(Records to process Opens)

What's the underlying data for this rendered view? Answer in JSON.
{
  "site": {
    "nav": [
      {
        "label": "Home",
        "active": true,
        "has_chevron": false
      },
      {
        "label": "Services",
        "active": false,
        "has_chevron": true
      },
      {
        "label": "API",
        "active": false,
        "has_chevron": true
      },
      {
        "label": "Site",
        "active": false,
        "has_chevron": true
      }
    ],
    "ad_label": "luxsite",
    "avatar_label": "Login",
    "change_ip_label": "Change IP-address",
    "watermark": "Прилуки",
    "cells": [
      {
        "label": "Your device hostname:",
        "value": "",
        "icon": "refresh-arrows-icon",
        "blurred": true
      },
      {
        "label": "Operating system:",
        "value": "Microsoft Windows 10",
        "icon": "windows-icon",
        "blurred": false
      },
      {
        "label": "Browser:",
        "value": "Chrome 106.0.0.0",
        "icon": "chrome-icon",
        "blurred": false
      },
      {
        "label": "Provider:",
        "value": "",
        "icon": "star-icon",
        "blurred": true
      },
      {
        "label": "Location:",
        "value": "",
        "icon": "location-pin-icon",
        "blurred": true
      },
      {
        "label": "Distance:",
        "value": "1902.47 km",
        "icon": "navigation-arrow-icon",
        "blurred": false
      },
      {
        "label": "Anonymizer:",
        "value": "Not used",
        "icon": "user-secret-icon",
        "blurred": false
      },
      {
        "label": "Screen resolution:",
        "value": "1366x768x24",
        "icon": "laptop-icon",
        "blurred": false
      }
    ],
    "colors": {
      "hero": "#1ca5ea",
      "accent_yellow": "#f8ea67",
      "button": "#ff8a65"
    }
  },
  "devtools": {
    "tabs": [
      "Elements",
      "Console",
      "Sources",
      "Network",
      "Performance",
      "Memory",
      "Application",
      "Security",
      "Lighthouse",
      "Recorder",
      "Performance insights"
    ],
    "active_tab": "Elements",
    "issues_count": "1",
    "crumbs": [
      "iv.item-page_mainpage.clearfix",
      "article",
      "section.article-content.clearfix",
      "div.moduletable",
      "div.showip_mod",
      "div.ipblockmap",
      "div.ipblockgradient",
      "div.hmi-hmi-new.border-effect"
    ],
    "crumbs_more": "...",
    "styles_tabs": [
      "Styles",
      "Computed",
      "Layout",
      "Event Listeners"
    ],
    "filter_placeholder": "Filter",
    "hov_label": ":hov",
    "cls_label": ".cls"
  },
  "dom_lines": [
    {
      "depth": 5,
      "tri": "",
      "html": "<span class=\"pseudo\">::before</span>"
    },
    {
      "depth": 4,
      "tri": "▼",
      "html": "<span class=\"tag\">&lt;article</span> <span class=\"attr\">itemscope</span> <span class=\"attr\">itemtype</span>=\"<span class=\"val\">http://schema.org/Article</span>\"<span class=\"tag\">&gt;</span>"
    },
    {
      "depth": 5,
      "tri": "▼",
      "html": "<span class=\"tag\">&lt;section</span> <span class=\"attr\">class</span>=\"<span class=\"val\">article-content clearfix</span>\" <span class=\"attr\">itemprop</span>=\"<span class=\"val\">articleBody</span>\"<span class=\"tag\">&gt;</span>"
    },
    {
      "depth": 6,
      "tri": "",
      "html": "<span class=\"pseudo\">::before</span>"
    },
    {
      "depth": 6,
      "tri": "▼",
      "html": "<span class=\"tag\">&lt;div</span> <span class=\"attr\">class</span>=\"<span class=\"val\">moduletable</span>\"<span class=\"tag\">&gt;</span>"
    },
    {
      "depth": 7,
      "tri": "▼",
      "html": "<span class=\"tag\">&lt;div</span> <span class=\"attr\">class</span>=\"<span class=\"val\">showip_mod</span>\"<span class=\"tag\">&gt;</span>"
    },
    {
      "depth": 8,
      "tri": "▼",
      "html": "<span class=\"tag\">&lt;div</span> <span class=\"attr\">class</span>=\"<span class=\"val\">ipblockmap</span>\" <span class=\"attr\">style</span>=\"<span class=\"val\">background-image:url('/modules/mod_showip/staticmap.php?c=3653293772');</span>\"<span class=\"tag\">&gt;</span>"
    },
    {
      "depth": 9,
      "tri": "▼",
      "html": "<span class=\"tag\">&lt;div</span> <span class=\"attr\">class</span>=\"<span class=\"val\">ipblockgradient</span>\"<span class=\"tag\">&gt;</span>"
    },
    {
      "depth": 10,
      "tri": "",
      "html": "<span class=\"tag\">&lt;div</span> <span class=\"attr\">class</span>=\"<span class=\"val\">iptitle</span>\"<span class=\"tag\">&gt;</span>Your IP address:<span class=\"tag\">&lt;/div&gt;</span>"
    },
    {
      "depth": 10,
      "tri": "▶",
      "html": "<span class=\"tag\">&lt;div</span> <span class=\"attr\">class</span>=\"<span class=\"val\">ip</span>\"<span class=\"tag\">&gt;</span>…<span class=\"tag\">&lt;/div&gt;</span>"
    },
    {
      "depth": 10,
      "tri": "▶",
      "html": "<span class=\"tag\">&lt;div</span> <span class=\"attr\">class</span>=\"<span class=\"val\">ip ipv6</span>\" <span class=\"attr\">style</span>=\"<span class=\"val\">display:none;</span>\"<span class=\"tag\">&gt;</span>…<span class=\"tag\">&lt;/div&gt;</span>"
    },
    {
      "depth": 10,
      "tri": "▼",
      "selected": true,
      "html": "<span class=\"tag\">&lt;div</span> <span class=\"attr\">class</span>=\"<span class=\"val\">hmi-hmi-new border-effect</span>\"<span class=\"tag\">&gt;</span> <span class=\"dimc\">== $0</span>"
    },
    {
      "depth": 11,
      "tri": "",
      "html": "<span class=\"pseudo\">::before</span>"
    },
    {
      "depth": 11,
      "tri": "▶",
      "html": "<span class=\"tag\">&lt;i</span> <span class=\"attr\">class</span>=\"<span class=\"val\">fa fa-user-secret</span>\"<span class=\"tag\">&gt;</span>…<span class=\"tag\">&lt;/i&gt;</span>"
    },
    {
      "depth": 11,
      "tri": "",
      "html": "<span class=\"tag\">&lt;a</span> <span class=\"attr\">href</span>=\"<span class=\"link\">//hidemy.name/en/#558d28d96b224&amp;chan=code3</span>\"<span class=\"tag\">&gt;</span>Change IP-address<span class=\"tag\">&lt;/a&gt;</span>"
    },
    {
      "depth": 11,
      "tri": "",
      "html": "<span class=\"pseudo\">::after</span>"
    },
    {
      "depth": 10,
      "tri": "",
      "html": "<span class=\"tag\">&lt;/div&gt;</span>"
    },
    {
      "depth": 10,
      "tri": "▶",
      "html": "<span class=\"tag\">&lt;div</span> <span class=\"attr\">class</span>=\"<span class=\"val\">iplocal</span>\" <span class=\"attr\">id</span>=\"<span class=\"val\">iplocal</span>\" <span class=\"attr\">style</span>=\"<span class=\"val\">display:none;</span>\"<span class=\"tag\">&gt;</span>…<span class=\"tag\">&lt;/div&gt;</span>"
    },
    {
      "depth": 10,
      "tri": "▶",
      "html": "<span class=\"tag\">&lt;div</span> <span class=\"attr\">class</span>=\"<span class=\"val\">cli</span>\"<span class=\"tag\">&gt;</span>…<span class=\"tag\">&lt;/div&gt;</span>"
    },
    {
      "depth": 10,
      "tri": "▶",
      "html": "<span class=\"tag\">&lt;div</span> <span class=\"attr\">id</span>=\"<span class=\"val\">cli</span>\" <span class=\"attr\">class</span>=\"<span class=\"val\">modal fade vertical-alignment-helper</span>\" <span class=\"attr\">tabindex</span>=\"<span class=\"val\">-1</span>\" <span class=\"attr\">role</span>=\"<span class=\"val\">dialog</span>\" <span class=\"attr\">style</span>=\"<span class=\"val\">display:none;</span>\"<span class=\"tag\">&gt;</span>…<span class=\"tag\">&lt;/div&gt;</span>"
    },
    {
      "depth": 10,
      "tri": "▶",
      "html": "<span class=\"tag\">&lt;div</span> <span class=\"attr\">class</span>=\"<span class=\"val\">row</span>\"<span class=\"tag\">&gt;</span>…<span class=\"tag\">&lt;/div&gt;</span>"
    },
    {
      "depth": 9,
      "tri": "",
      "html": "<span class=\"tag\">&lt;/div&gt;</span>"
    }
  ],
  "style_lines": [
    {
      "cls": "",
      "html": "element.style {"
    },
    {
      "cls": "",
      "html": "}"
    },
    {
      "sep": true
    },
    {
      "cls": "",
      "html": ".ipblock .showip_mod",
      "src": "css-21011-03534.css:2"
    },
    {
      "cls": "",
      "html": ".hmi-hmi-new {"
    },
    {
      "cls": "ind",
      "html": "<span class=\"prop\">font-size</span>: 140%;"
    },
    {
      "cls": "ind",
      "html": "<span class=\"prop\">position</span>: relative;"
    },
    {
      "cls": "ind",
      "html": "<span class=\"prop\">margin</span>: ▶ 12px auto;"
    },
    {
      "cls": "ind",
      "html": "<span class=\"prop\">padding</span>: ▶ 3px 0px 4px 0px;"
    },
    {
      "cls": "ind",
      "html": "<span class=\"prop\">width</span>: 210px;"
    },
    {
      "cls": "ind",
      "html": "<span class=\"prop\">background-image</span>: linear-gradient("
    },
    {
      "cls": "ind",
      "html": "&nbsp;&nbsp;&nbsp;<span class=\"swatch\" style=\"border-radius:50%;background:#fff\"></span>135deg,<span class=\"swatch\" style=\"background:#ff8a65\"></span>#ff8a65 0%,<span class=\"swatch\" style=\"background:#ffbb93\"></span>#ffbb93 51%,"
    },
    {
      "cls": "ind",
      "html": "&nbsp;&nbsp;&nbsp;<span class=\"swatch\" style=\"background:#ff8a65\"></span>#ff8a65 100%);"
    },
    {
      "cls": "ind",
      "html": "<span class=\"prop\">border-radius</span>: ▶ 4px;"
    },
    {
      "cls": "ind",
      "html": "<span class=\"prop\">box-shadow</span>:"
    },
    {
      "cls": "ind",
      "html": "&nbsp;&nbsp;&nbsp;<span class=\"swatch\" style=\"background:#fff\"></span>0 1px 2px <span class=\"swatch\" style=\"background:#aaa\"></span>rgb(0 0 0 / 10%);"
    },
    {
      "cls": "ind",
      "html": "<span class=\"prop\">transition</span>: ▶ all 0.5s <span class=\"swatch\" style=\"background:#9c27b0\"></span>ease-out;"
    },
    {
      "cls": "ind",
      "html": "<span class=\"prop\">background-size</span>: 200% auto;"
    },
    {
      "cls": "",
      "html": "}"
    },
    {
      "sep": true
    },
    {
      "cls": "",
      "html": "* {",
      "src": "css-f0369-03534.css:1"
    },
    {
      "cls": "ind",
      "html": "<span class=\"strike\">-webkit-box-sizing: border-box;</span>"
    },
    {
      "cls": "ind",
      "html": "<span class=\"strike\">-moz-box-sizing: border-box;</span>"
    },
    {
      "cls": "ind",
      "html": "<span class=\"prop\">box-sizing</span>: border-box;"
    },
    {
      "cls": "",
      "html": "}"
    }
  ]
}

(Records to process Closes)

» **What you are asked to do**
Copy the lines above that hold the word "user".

» **Response to the exercise**
        "icon": "user-secret-icon",
      "html": "<span class=\"tag\">&lt;i</span> <span class=\"attr\">class</span>=\"<span class=\"val\">fa fa-user-secret</span>\"<span class=\"tag\">&gt;</span>…<span class=\"tag\">&lt;/i&gt;</span>"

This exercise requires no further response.